Humans are the most successful animal if measured by the ability to control one’s environment, or extend lifespan, or the ability to adapt or invent.  We have been so successful that it sometimes feels like we are something different all together, maybe an anomaly, maybe a higher power.  We make things that look like nothing else we see in nature.  We think up stuff that doesn’t exist (fiction) and perhaps most puzzling, things that can’t exist (a perfect square, a Mobius strip).  Our physicality and mortality bring us back; they prove to us that we are natural beings. However, we can avoid thinking about this most of the time and remain in our perceived separation and buffered experience of nature, an illusion upon which we depend. 

Have we gone too far? Not far enough? Almost certainly some of both. 

As an artist I try to remain aware of both my humanity and my animal dependency on the rest of nature. I’m fascinated by both.  The forms and patterns of nonhuman nature are so intricate, chaotic, and iterative and yet without exact repetition.  Even as I feel at home with them around me.  The forms and patterns of human expression are easy to see by contrast.  Ideas and concepts such as language, models, mathematics, abstraction (abstracting something is a very human thing to do) and human mark-making are all easily distinguished from the rest of nature’s patterns.

I use drawing as a way of locating human ideas in nature.  I map out concepts, for example a mathematical model or a game diagram, and compose them of natural patterns. I’m corralling the physio in conceptual forms and conversely, deconstructing the forms with the patterns of nature.  I draw as realistically as I can to emphasize the contrast between human and nonhuman expression. I wonder (and enjoy) how the products of human consciousness are so different from the natural world producing them.

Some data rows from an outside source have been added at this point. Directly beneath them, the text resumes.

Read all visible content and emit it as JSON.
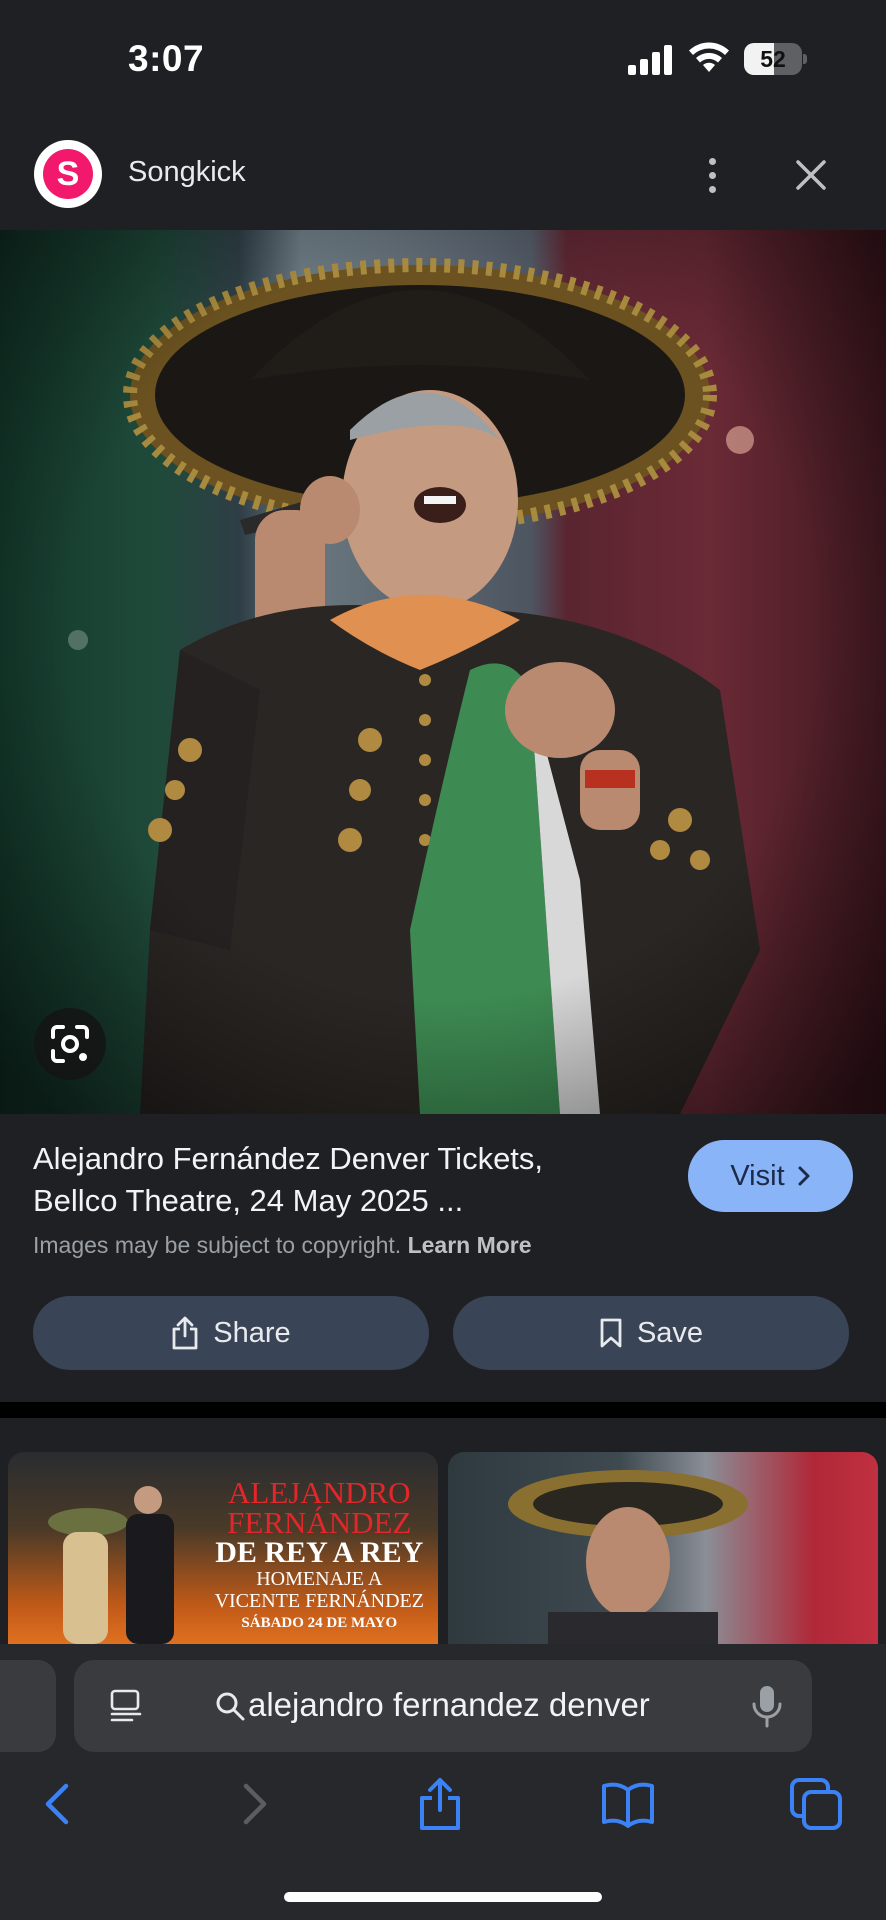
{
  "status_bar": {
    "time": "3:07",
    "battery": "52",
    "battery_level": 0.52
  },
  "header": {
    "site_name": "Songkick",
    "logo_letter": "S"
  },
  "result": {
    "title": "Alejandro Fernández Denver Tickets, Bellco Theatre, 24 May 2025 ...",
    "visit_label": "Visit",
    "copyright_text": "Images may be subject to copyright.",
    "learn_more": "Learn More",
    "share_label": "Share",
    "save_label": "Save"
  },
  "related": {
    "poster": {
      "line1": "ALEJANDRO",
      "line2": "FERNÁNDEZ",
      "line3": "DE REY A REY",
      "line4": "HOMENAJE A",
      "line5": "VICENTE FERNÁNDEZ",
      "line6": "SÁBADO 24 DE MAYO"
    }
  },
  "browser": {
    "address": "alejandro fernandez denver"
  },
  "icons": {
    "signal": "cellular-signal-icon",
    "wifi": "wifi-icon",
    "more": "more-vert-icon",
    "close": "close-icon",
    "lens": "google-lens-icon",
    "share": "share-icon",
    "save": "bookmark-icon",
    "reader": "reader-mode-icon",
    "mic": "microphone-icon",
    "back": "back-chevron-icon",
    "forward": "forward-chevron-icon",
    "browser_share": "share-icon",
    "bookmarks": "book-icon",
    "tabs": "tabs-icon"
  },
  "colors": {
    "accent": "#8ab4f8",
    "ios_blue": "#3b82f6",
    "songkick": "#f2196c",
    "button_bg": "#394457"
  }
}
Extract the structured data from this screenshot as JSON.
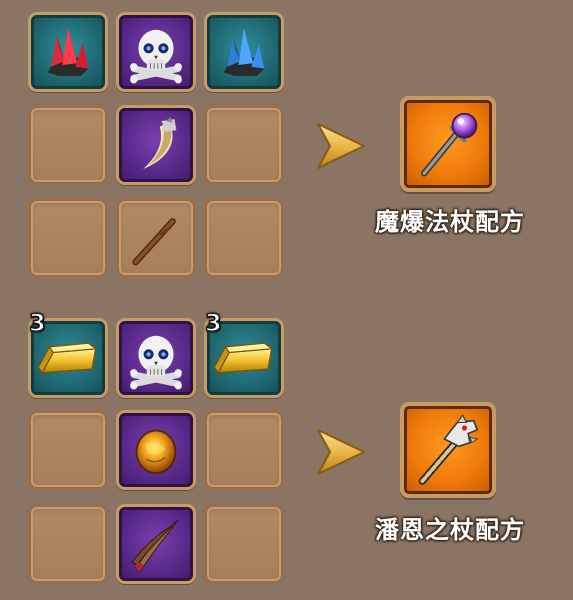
{
  "recipes": [
    {
      "result": {
        "label": "魔爆法杖配方",
        "icon": "purple-orb-staff-icon",
        "frame_color": "#f07a0a"
      },
      "ingredients": [
        {
          "row": 1,
          "col": 1,
          "icon": "red-crystal-icon",
          "rarity": "teal",
          "quantity": null
        },
        {
          "row": 1,
          "col": 2,
          "icon": "skull-crossbones-icon",
          "rarity": "purple",
          "quantity": null
        },
        {
          "row": 1,
          "col": 3,
          "icon": "blue-crystal-icon",
          "rarity": "teal",
          "quantity": null
        },
        {
          "row": 2,
          "col": 1,
          "icon": null,
          "rarity": "empty",
          "quantity": null
        },
        {
          "row": 2,
          "col": 2,
          "icon": "fang-icon",
          "rarity": "purple",
          "quantity": null
        },
        {
          "row": 2,
          "col": 3,
          "icon": null,
          "rarity": "empty",
          "quantity": null
        },
        {
          "row": 3,
          "col": 1,
          "icon": null,
          "rarity": "empty",
          "quantity": null
        },
        {
          "row": 3,
          "col": 2,
          "icon": "wooden-stick-icon",
          "rarity": "empty",
          "quantity": null
        },
        {
          "row": 3,
          "col": 3,
          "icon": null,
          "rarity": "empty",
          "quantity": null
        }
      ]
    },
    {
      "result": {
        "label": "潘恩之杖配方",
        "icon": "dragon-head-staff-icon",
        "frame_color": "#f07a0a"
      },
      "ingredients": [
        {
          "row": 1,
          "col": 1,
          "icon": "gold-bar-icon",
          "rarity": "teal",
          "quantity": "3"
        },
        {
          "row": 1,
          "col": 2,
          "icon": "skull-crossbones-icon",
          "rarity": "purple",
          "quantity": null
        },
        {
          "row": 1,
          "col": 3,
          "icon": "gold-bar-icon",
          "rarity": "teal",
          "quantity": "3"
        },
        {
          "row": 2,
          "col": 1,
          "icon": null,
          "rarity": "empty",
          "quantity": null
        },
        {
          "row": 2,
          "col": 2,
          "icon": "amber-orb-icon",
          "rarity": "purple",
          "quantity": null
        },
        {
          "row": 2,
          "col": 3,
          "icon": null,
          "rarity": "empty",
          "quantity": null
        },
        {
          "row": 3,
          "col": 1,
          "icon": null,
          "rarity": "empty",
          "quantity": null
        },
        {
          "row": 3,
          "col": 2,
          "icon": "claw-blades-icon",
          "rarity": "purple",
          "quantity": null
        },
        {
          "row": 3,
          "col": 3,
          "icon": null,
          "rarity": "empty",
          "quantity": null
        }
      ]
    }
  ],
  "colors": {
    "background": "#8a7564",
    "slot_empty": "#a67e5a",
    "slot_teal": "#1f6a73",
    "slot_purple": "#5a2a8c",
    "arrow": "#e8b340"
  }
}
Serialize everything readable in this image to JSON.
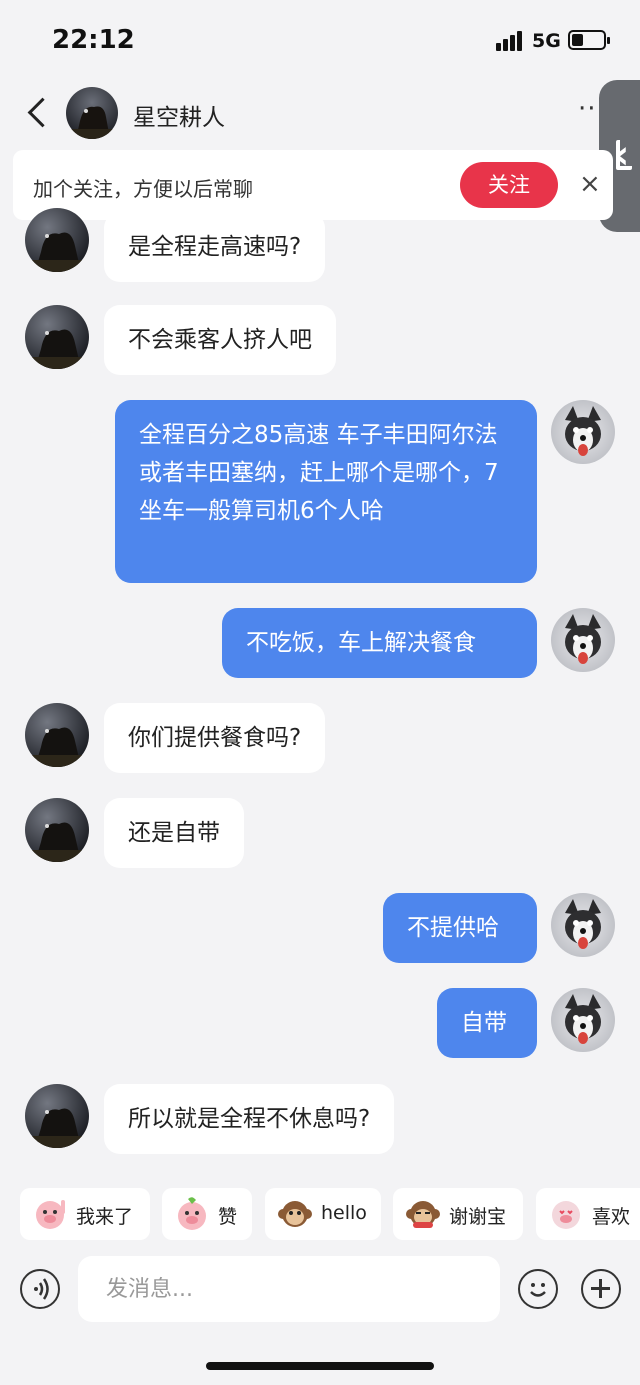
{
  "status_bar": {
    "time": "22:12",
    "network": "5G",
    "battery_level": 0.35
  },
  "header": {
    "contact_name": "星空耕人",
    "more_label": "··"
  },
  "follow_banner": {
    "text": "加个关注，方便以后常聊",
    "button": "关注",
    "close": "×"
  },
  "messages": [
    {
      "side": "in",
      "text": "是全程走高速吗?"
    },
    {
      "side": "in",
      "text": "不会乘客人挤人吧"
    },
    {
      "side": "out",
      "text": "全程百分之85高速 车子丰田阿尔法或者丰田塞纳，赶上哪个是哪个，7坐车一般算司机6个人哈"
    },
    {
      "side": "out",
      "text": "不吃饭，车上解决餐食"
    },
    {
      "side": "in",
      "text": "你们提供餐食吗?"
    },
    {
      "side": "in",
      "text": "还是自带"
    },
    {
      "side": "out",
      "text": "不提供哈"
    },
    {
      "side": "out",
      "text": "自带"
    },
    {
      "side": "in",
      "text": "所以就是全程不休息吗?"
    }
  ],
  "quick_reactions": [
    {
      "label": "我来了",
      "icon": "pig-waving-icon"
    },
    {
      "label": "赞",
      "icon": "pig-thumbs-up-icon"
    },
    {
      "label": "hello",
      "icon": "monkey-icon"
    },
    {
      "label": "谢谢宝",
      "icon": "monkey-bow-icon"
    },
    {
      "label": "喜欢",
      "icon": "pig-heart-icon"
    }
  ],
  "input": {
    "placeholder": "发消息..."
  },
  "colors": {
    "accent_blue": "#4e86ed",
    "follow_red": "#e8344a",
    "background": "#f3f3f5"
  }
}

Drawing feels right for my current artistic inquiry because drawing is one of the developments that set humans on our anomalous evolutionary path in the first place. What it means to be human is inextricably linked to language, and drawing is believed to be the earliest form of visual communication (at least 40,000 years old). I hope my art will help others wonder why and what it means to be human.